§ Task instructions
Take each line of the data that contains the string "VayuSS" and copy it.
►
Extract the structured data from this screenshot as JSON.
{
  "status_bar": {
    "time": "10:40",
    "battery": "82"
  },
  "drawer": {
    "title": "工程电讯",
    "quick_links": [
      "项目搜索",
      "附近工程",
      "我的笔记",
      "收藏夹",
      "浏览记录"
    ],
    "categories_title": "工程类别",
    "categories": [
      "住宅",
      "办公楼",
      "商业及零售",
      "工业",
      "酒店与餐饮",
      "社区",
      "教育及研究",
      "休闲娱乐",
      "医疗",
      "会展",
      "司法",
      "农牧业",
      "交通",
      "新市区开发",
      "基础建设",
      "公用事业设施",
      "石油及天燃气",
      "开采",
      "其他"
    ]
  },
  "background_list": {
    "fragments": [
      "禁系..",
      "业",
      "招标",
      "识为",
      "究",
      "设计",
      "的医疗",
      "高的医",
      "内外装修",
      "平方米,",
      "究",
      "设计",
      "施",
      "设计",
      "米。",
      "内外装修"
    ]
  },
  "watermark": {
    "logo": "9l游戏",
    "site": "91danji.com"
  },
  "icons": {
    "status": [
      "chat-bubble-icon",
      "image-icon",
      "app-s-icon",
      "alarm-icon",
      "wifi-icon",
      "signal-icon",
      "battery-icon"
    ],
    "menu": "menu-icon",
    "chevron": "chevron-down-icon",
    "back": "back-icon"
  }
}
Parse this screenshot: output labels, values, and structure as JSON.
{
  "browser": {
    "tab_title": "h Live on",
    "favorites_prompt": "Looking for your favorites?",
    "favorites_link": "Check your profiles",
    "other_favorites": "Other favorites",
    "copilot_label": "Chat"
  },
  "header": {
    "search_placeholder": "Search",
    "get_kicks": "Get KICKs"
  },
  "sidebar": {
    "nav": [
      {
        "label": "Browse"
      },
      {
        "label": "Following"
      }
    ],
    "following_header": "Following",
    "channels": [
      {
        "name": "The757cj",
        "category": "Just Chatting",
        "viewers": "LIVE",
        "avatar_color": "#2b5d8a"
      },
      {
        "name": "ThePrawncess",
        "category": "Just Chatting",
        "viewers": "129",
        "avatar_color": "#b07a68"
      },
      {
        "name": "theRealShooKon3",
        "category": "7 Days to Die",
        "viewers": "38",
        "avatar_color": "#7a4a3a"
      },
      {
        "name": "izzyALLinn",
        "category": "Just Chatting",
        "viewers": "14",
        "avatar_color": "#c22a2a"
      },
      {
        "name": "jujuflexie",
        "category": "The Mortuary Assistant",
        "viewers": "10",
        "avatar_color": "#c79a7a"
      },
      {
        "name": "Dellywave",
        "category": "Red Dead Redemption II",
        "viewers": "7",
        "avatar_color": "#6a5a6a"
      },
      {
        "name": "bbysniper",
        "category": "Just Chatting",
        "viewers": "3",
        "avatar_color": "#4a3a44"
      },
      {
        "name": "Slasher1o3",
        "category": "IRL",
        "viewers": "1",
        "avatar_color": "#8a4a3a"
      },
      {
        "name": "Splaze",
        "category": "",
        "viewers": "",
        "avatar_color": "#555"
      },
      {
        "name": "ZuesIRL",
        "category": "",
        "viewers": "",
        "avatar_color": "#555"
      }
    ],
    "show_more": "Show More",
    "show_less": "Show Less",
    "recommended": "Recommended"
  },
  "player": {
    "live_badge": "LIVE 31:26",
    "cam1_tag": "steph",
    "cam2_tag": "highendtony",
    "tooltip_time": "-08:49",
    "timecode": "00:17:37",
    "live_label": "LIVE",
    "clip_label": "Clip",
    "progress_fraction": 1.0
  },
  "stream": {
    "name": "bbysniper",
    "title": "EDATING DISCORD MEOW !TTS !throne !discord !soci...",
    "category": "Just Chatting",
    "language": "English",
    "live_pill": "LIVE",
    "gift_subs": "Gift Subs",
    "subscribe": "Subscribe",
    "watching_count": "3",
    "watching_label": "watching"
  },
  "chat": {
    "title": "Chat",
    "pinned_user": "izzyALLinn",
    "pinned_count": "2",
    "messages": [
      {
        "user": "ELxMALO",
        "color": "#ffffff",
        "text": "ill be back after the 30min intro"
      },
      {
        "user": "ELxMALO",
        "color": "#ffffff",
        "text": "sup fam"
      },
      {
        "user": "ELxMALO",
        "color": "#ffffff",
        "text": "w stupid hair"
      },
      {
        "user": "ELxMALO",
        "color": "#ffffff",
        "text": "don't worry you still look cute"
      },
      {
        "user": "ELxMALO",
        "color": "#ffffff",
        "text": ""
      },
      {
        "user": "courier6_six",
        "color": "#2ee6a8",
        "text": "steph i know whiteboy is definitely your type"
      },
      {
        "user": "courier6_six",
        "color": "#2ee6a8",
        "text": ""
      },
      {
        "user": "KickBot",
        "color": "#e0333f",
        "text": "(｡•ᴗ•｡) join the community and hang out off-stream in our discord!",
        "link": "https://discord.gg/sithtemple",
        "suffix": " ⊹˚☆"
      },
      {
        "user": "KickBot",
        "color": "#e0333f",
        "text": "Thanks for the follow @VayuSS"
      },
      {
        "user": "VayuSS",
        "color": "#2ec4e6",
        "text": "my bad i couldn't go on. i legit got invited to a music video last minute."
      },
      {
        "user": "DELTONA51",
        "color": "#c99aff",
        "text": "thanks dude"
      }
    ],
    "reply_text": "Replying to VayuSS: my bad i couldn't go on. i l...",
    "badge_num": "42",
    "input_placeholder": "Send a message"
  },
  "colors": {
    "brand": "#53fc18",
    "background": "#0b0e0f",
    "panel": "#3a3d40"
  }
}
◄
§ Final answer
        "text": "Thanks for the follow @VayuSS"
        "user": "VayuSS",
    "reply_text": "Replying to VayuSS: my bad i couldn't go on. i l...",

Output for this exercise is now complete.